Problem requirements ▸ The entries below should be quoted exactly, with no pictures carried over.

Segment Start: Records for this exercise

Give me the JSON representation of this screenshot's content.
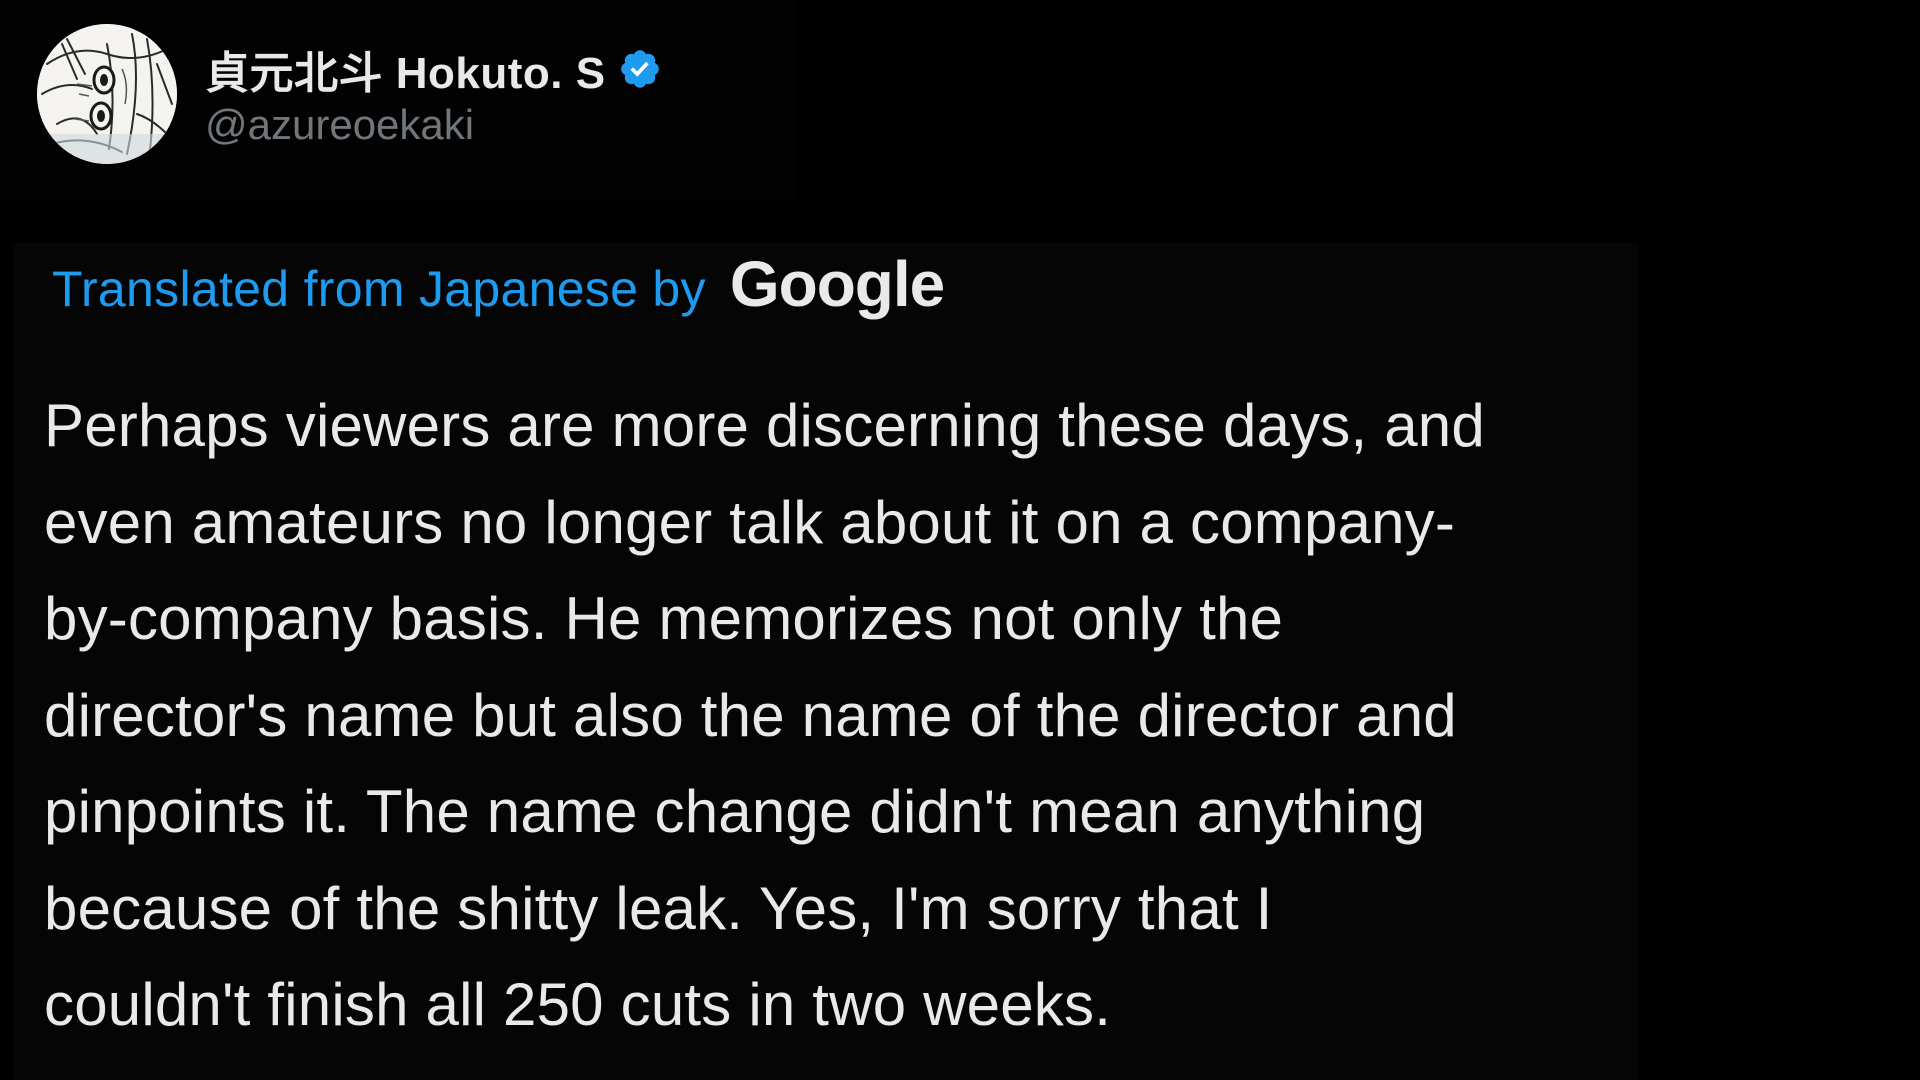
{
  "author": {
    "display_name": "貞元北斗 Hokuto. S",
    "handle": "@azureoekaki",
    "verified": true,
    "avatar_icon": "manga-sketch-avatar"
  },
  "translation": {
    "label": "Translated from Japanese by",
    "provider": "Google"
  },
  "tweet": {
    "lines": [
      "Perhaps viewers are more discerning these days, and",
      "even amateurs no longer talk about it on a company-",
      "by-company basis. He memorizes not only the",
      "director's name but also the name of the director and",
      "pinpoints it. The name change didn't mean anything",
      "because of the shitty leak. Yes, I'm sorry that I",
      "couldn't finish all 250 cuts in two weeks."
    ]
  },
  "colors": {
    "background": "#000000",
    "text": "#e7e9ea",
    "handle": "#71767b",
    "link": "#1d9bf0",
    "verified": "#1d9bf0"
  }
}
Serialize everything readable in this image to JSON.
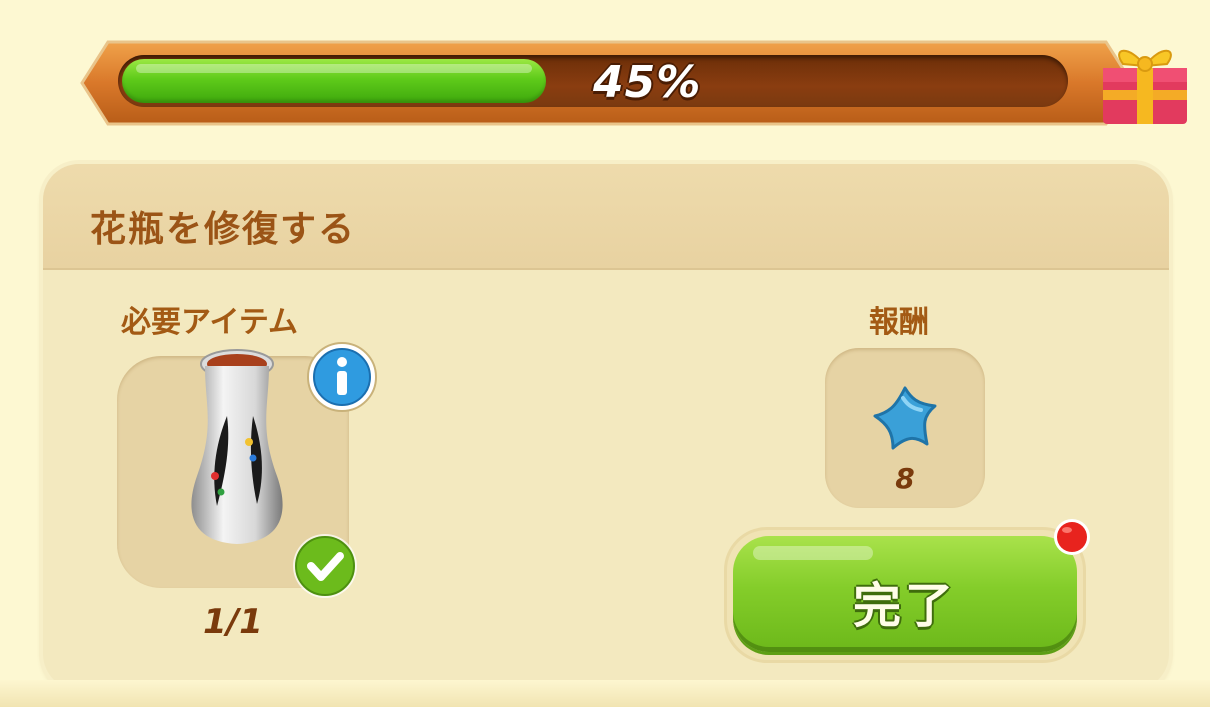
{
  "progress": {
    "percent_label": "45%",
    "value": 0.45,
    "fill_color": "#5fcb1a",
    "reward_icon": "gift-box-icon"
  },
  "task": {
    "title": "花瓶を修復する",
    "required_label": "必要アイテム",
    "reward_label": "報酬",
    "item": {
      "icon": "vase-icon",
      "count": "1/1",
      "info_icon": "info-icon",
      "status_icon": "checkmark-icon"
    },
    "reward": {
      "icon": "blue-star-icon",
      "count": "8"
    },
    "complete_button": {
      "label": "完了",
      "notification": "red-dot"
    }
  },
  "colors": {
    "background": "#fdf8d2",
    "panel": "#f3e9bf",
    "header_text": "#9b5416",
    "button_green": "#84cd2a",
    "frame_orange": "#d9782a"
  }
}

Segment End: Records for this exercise

Response area ▸
Give me the JSON representation of this screenshot's content.
{
  "author": {
    "display_name": "貞元北斗 Hokuto. S",
    "handle": "@azureoekaki",
    "verified": true,
    "avatar_icon": "manga-sketch-avatar"
  },
  "translation": {
    "label": "Translated from Japanese by",
    "provider": "Google"
  },
  "tweet": {
    "lines": [
      "Perhaps viewers are more discerning these days, and",
      "even amateurs no longer talk about it on a company-",
      "by-company basis. He memorizes not only the",
      "director's name but also the name of the director and",
      "pinpoints it. The name change didn't mean anything",
      "because of the shitty leak. Yes, I'm sorry that I",
      "couldn't finish all 250 cuts in two weeks."
    ]
  },
  "colors": {
    "background": "#000000",
    "text": "#e7e9ea",
    "handle": "#71767b",
    "link": "#1d9bf0",
    "verified": "#1d9bf0"
  }
}
Serialize everything readable in this image to JSON.
{
  "progress": {
    "percent_label": "45%",
    "value": 0.45,
    "fill_color": "#5fcb1a",
    "reward_icon": "gift-box-icon"
  },
  "task": {
    "title": "花瓶を修復する",
    "required_label": "必要アイテム",
    "reward_label": "報酬",
    "item": {
      "icon": "vase-icon",
      "count": "1/1",
      "info_icon": "info-icon",
      "status_icon": "checkmark-icon"
    },
    "reward": {
      "icon": "blue-star-icon",
      "count": "8"
    },
    "complete_button": {
      "label": "完了",
      "notification": "red-dot"
    }
  },
  "colors": {
    "background": "#fdf8d2",
    "panel": "#f3e9bf",
    "header_text": "#9b5416",
    "button_green": "#84cd2a",
    "frame_orange": "#d9782a"
  }
}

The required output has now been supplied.